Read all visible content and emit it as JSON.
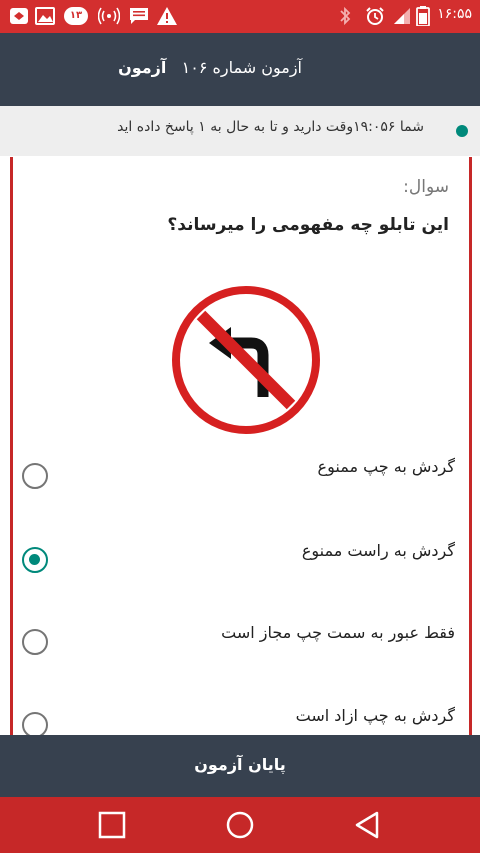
{
  "status_bar": {
    "time": "۱۶:۵۵",
    "notification_count": "۱۳",
    "icons": [
      "remote-access-icon",
      "gallery-icon",
      "notification-count-badge",
      "wifi-hotspot-icon",
      "message-icon",
      "warning-icon",
      "bluetooth-icon",
      "alarm-icon",
      "signal-icon",
      "battery-icon"
    ]
  },
  "app_bar": {
    "title_prefix": "آزمون شماره ۱۰۶",
    "title_bold": "آزمون"
  },
  "info": {
    "text": "شما ۱۹:۰۵۶وقت دارید و تا به حال به ۱ پاسخ داده اید",
    "dot_color": "#00897b"
  },
  "question": {
    "label": "سوال:",
    "text": "این تابلو چه مفهومی را میرساند؟",
    "image": "no-left-turn-sign"
  },
  "options": [
    {
      "label": "گردش به چپ ممنوع",
      "selected": false
    },
    {
      "label": "گردش به راست ممنوع",
      "selected": true
    },
    {
      "label": "فقط عبور به سمت چپ مجاز است",
      "selected": false
    },
    {
      "label": "گردش به چپ ازاد است",
      "selected": false
    }
  ],
  "footer": {
    "finish_label": "پایان آزمون"
  },
  "nav_bar": {
    "buttons": [
      "recents-square-icon",
      "home-circle-icon",
      "back-triangle-icon"
    ]
  },
  "colors": {
    "status_bar": "#d32f2f",
    "app_bar": "#37414f",
    "accent": "#00897b",
    "card_border": "#c62828"
  }
}
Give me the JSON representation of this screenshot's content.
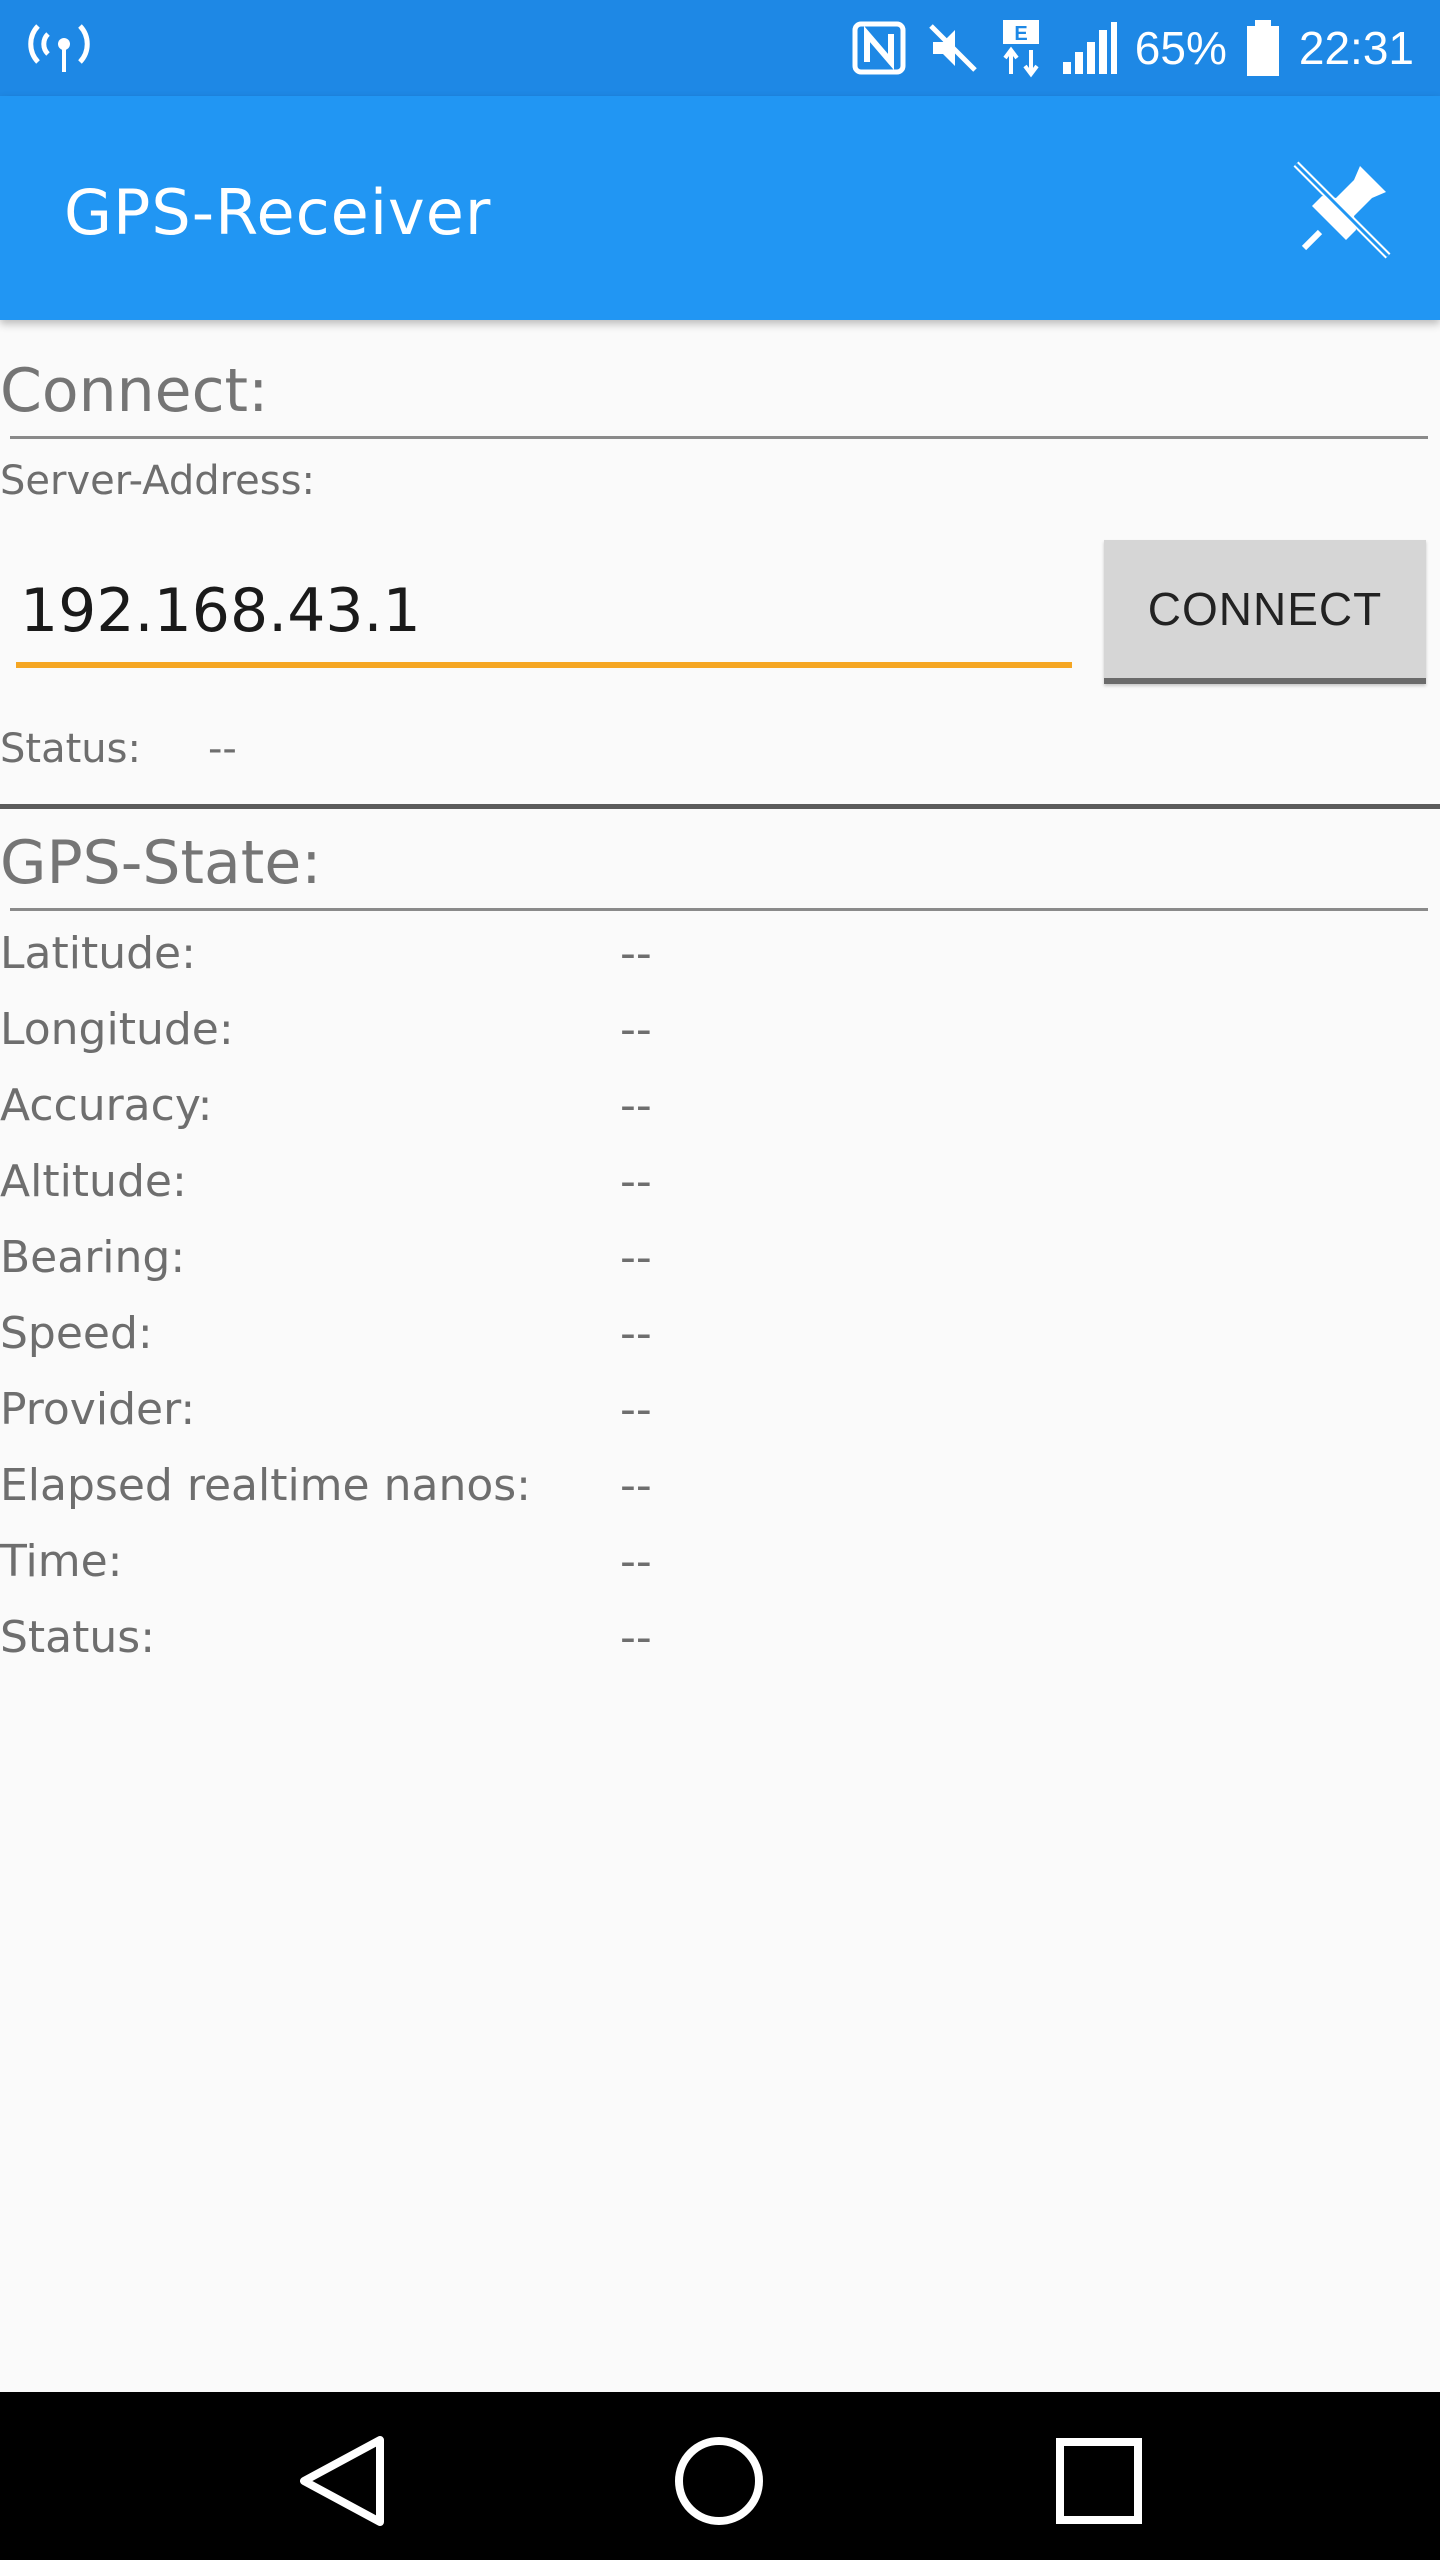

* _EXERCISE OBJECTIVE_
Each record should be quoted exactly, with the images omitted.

* _WRITTEN REPLY_
Read all visible content and emit it as JSON.
{
  "status_bar": {
    "time": "۱۶:۵۵",
    "notification_count": "۱۳",
    "icons": [
      "remote-access-icon",
      "gallery-icon",
      "notification-count-badge",
      "wifi-hotspot-icon",
      "message-icon",
      "warning-icon",
      "bluetooth-icon",
      "alarm-icon",
      "signal-icon",
      "battery-icon"
    ]
  },
  "app_bar": {
    "title_prefix": "آزمون شماره ۱۰۶",
    "title_bold": "آزمون"
  },
  "info": {
    "text": "شما ۱۹:۰۵۶وقت دارید و تا به حال به ۱ پاسخ داده اید",
    "dot_color": "#00897b"
  },
  "question": {
    "label": "سوال:",
    "text": "این تابلو چه مفهومی را میرساند؟",
    "image": "no-left-turn-sign"
  },
  "options": [
    {
      "label": "گردش به چپ ممنوع",
      "selected": false
    },
    {
      "label": "گردش به راست ممنوع",
      "selected": true
    },
    {
      "label": "فقط عبور به سمت چپ مجاز است",
      "selected": false
    },
    {
      "label": "گردش به چپ ازاد است",
      "selected": false
    }
  ],
  "footer": {
    "finish_label": "پایان آزمون"
  },
  "nav_bar": {
    "buttons": [
      "recents-square-icon",
      "home-circle-icon",
      "back-triangle-icon"
    ]
  },
  "colors": {
    "status_bar": "#d32f2f",
    "app_bar": "#37414f",
    "accent": "#00897b",
    "card_border": "#c62828"
  }
}
Give me the JSON representation of this screenshot's content.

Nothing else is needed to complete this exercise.